== Entries provided ==
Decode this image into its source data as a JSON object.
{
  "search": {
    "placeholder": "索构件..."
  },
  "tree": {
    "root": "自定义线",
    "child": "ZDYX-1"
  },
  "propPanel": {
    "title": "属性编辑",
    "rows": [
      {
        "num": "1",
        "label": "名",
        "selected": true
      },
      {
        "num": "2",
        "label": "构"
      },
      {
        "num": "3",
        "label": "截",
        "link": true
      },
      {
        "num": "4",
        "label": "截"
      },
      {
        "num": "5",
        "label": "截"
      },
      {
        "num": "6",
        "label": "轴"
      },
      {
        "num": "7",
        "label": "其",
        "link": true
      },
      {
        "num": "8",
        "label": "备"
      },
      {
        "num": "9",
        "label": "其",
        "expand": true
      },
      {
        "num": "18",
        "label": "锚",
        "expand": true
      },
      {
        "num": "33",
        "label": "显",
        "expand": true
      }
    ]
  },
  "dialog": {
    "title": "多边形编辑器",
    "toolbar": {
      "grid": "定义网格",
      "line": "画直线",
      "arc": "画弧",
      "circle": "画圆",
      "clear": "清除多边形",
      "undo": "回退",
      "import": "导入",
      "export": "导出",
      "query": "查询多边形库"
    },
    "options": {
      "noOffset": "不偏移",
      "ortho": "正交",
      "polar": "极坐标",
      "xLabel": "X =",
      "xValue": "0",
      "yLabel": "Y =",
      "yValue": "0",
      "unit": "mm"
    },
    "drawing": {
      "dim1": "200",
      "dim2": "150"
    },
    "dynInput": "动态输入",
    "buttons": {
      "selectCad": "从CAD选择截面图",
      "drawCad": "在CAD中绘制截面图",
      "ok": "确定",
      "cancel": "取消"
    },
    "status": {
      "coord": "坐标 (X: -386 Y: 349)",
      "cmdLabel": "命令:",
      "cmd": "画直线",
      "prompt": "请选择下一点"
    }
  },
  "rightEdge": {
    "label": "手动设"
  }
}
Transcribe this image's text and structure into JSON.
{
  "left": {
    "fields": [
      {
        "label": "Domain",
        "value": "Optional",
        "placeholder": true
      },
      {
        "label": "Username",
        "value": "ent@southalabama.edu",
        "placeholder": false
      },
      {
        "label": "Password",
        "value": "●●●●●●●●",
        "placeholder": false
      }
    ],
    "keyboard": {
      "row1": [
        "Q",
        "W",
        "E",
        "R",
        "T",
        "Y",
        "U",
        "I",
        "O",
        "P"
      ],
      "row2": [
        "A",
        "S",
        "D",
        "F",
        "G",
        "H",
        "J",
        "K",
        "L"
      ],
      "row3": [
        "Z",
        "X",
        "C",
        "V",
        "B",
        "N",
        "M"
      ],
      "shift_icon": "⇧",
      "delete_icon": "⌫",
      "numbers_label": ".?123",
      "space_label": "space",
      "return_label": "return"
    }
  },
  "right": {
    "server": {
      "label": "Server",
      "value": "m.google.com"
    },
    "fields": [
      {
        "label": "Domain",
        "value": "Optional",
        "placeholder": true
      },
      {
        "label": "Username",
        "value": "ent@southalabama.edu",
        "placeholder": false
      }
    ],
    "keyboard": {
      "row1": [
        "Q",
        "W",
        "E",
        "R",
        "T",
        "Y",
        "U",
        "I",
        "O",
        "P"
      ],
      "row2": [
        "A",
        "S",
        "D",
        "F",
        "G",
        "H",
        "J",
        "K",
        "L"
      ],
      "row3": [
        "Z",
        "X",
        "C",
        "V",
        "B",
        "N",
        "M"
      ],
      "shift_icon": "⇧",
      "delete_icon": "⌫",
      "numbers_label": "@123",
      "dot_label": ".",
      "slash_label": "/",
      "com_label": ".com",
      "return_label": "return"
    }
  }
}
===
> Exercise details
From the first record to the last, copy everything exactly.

> Answer for the task
Decode this image into its source data as a JSON object.
{
  "search": {
    "placeholder": "索构件..."
  },
  "tree": {
    "root": "自定义线",
    "child": "ZDYX-1"
  },
  "propPanel": {
    "title": "属性编辑",
    "rows": [
      {
        "num": "1",
        "label": "名",
        "selected": true
      },
      {
        "num": "2",
        "label": "构"
      },
      {
        "num": "3",
        "label": "截",
        "link": true
      },
      {
        "num": "4",
        "label": "截"
      },
      {
        "num": "5",
        "label": "截"
      },
      {
        "num": "6",
        "label": "轴"
      },
      {
        "num": "7",
        "label": "其",
        "link": true
      },
      {
        "num": "8",
        "label": "备"
      },
      {
        "num": "9",
        "label": "其",
        "expand": true
      },
      {
        "num": "18",
        "label": "锚",
        "expand": true
      },
      {
        "num": "33",
        "label": "显",
        "expand": true
      }
    ]
  },
  "dialog": {
    "title": "多边形编辑器",
    "toolbar": {
      "grid": "定义网格",
      "line": "画直线",
      "arc": "画弧",
      "circle": "画圆",
      "clear": "清除多边形",
      "undo": "回退",
      "import": "导入",
      "export": "导出",
      "query": "查询多边形库"
    },
    "options": {
      "noOffset": "不偏移",
      "ortho": "正交",
      "polar": "极坐标",
      "xLabel": "X =",
      "xValue": "0",
      "yLabel": "Y =",
      "yValue": "0",
      "unit": "mm"
    },
    "drawing": {
      "dim1": "200",
      "dim2": "150"
    },
    "dynInput": "动态输入",
    "buttons": {
      "selectCad": "从CAD选择截面图",
      "drawCad": "在CAD中绘制截面图",
      "ok": "确定",
      "cancel": "取消"
    },
    "status": {
      "coord": "坐标 (X: -386 Y: 349)",
      "cmdLabel": "命令:",
      "cmd": "画直线",
      "prompt": "请选择下一点"
    }
  },
  "rightEdge": {
    "label": "手动设"
  }
}
Transcribe this image's text and structure into JSON.
{
  "left": {
    "fields": [
      {
        "label": "Domain",
        "value": "Optional",
        "placeholder": true
      },
      {
        "label": "Username",
        "value": "ent@southalabama.edu",
        "placeholder": false
      },
      {
        "label": "Password",
        "value": "●●●●●●●●",
        "placeholder": false
      }
    ],
    "keyboard": {
      "row1": [
        "Q",
        "W",
        "E",
        "R",
        "T",
        "Y",
        "U",
        "I",
        "O",
        "P"
      ],
      "row2": [
        "A",
        "S",
        "D",
        "F",
        "G",
        "H",
        "J",
        "K",
        "L"
      ],
      "row3": [
        "Z",
        "X",
        "C",
        "V",
        "B",
        "N",
        "M"
      ],
      "shift_icon": "⇧",
      "delete_icon": "⌫",
      "numbers_label": ".?123",
      "space_label": "space",
      "return_label": "return"
    }
  },
  "right": {
    "server": {
      "label": "Server",
      "value": "m.google.com"
    },
    "fields": [
      {
        "label": "Domain",
        "value": "Optional",
        "placeholder": true
      },
      {
        "label": "Username",
        "value": "ent@southalabama.edu",
        "placeholder": false
      }
    ],
    "keyboard": {
      "row1": [
        "Q",
        "W",
        "E",
        "R",
        "T",
        "Y",
        "U",
        "I",
        "O",
        "P"
      ],
      "row2": [
        "A",
        "S",
        "D",
        "F",
        "G",
        "H",
        "J",
        "K",
        "L"
      ],
      "row3": [
        "Z",
        "X",
        "C",
        "V",
        "B",
        "N",
        "M"
      ],
      "shift_icon": "⇧",
      "delete_icon": "⌫",
      "numbers_label": "@123",
      "dot_label": ".",
      "slash_label": "/",
      "com_label": ".com",
      "return_label": "return"
    }
  }
}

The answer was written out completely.